Conservation of the great white pelican (Pelecanus onocrotalus) and the pink-backed pelican (P. rufescens) in south eastern Africa.
Of the seven pelican species found world wide, only the Great White Pelican (Pelecanus onocrotalus) and the Pink-backed Pelican (P. rufescens) are found in Africa. The KwaZulu-Natal province of South Africa supports only one breeding site for each of these species, and both sites represent the southern most breeding colonies for the two species in the eastern region of Africa. These nesting sites fall within the Greater St Lucia Wetland Park, and are afforded a degree of protection, but the same is not true for their foraging and dispersal ranges, and this is a cause for concern. Considerable amounts of data have been collected relating to the status, distribution and breeding efforts of these two species in north eastern KwaZulu-Natal. These data have been collected in a variety of ways by a large number of people.

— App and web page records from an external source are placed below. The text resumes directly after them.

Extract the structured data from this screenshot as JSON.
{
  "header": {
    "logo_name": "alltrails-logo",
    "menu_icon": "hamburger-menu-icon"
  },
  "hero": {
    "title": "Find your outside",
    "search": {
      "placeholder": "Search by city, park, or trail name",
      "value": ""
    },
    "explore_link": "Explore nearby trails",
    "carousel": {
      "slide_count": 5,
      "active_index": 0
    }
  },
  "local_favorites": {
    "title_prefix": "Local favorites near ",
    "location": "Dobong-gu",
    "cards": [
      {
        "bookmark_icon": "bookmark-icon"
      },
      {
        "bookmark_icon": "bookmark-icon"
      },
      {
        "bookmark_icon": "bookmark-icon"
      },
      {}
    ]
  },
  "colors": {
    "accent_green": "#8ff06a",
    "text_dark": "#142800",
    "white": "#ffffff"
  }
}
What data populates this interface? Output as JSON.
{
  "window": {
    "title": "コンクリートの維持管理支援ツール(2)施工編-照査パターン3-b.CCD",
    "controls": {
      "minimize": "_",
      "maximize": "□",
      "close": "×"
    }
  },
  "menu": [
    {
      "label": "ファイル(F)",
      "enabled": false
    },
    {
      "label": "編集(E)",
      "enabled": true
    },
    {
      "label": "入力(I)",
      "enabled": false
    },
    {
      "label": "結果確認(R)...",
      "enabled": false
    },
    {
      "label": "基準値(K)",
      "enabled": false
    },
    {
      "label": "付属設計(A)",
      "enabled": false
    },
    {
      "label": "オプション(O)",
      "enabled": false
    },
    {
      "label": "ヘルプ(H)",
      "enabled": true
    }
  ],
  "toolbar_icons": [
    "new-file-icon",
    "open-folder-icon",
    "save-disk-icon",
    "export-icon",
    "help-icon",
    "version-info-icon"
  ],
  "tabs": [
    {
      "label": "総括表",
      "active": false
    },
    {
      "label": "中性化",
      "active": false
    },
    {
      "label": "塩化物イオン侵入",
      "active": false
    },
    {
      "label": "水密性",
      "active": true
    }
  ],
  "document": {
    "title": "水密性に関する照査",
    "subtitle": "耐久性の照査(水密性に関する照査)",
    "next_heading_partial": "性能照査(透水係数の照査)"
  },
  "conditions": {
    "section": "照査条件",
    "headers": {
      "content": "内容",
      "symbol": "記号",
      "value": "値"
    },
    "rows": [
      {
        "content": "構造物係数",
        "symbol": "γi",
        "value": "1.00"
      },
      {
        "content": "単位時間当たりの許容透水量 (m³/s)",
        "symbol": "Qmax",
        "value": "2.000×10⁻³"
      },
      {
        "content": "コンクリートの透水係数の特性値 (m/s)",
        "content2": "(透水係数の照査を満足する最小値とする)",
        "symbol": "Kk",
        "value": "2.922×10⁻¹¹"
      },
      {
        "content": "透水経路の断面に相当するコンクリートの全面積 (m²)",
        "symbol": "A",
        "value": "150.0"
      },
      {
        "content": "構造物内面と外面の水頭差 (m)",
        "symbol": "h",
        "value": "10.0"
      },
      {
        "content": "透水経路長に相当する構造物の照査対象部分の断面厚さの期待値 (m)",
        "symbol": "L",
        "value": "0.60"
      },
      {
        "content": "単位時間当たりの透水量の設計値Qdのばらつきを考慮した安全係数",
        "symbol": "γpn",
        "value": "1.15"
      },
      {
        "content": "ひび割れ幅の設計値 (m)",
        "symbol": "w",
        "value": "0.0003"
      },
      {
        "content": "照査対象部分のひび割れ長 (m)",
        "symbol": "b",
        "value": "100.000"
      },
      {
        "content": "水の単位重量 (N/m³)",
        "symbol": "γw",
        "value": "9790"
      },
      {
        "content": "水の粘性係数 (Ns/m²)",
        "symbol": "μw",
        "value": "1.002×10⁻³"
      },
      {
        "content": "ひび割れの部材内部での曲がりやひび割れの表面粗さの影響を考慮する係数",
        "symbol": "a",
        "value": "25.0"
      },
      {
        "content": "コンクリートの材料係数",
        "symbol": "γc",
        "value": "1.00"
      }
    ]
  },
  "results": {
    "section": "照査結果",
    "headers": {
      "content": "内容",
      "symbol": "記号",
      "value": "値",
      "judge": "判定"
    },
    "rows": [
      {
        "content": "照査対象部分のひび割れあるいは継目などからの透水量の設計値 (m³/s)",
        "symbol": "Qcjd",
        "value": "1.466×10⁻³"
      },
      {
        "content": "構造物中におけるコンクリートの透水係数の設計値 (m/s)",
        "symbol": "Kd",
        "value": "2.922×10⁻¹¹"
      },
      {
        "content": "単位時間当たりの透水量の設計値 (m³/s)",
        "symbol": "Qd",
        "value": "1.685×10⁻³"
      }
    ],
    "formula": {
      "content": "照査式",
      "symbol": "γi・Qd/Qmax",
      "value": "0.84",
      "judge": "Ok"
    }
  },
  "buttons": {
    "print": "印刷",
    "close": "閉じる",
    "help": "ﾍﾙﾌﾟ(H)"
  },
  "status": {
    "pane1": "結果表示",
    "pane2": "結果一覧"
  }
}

Part of this work represents an attempt to collate and summarise these data to produce an estimation of the status, distribution and breeding success of these species, and to evaluate any trends in their demography. For this south eastern region of Africa I estimated the population for the Great White Pelican to range between 6000 and 9000 individuals, and the Pink-backed Pelican to range between 600 and 900 individuals. Pelicans are highly mobile birds, and this allows them to move considerable distances when they forage, disperse or migrate. They are also long-lived birds with few natural predators. The two pelican species in south eastern Africa have been poorly studied and little is known about their movements, population dynamics and causes of mortality. Habitat change poses a potential threat to pelicans in north eastern KwaZulu-Natal, and habitat loss could drive these species out this region to areas north of South Africa. Much of this north eastern region of KwaZulu-Natal is under threat, mainly through the actions of man. Many areas are naturally unsuitable for pelican foraging, while others are vital to the survival of both species. This study includes an attempt to assess the movements of these two species in south eastern Africa, and to assess the relative importance and condition of the potential pelican habitat in the north eastern KwaZulu-Natal region, focusing particularly on Lake St Lucia and the Pongolo River floodplain. All this is necessary to produce a baseline from which long term predictions of potential pelican species survival can be made. In the absence of documented life tables and environmental variability data, a range of parameters was modelled to generate population viability analyses to simulate possible scenarios. These extinction models show the outcomes of both the deterministic and the stochastic processes. An attempt was also made to identify the factors that impact most severely on the persistence of these two species. The models were most sensitive to variation in survivorship in the first year of life and to the frequency of catastrophes. Changes in these parameters had the greatest effect on extinction risk. In January 2004 Lake St Lucia was reduced to a fraction of its normal capacity as a result of a severe drought in this region of KwaZulu-Natal. After rains in the area the lake level rose and then fluctuated considerably over the next 24 months. During this time the mouth of the estuary into the sea was closed. Great White Pelican numbers and lake levels were monitored throughout this period. This part of the study relates the changes in population numbers to the lake conditions, and highlights the importance of the lake to this avian species. It uses lake levels as a proxy for the conditions of wetlands in the Lake St Lucia region. It also addresses the implications of these relationships to the management strategy of the lake and the conservation of some avifauna. To identify conservation concerns for the Great White and Pink-backed Pelicans it was necessary to generate these baseline estimations. Although much of this information is uncertain for these two species, an attempt has been made here to predict the persistence of these species in north eastern KwaZulu-Natal and to highlight the conservation issues related to their future.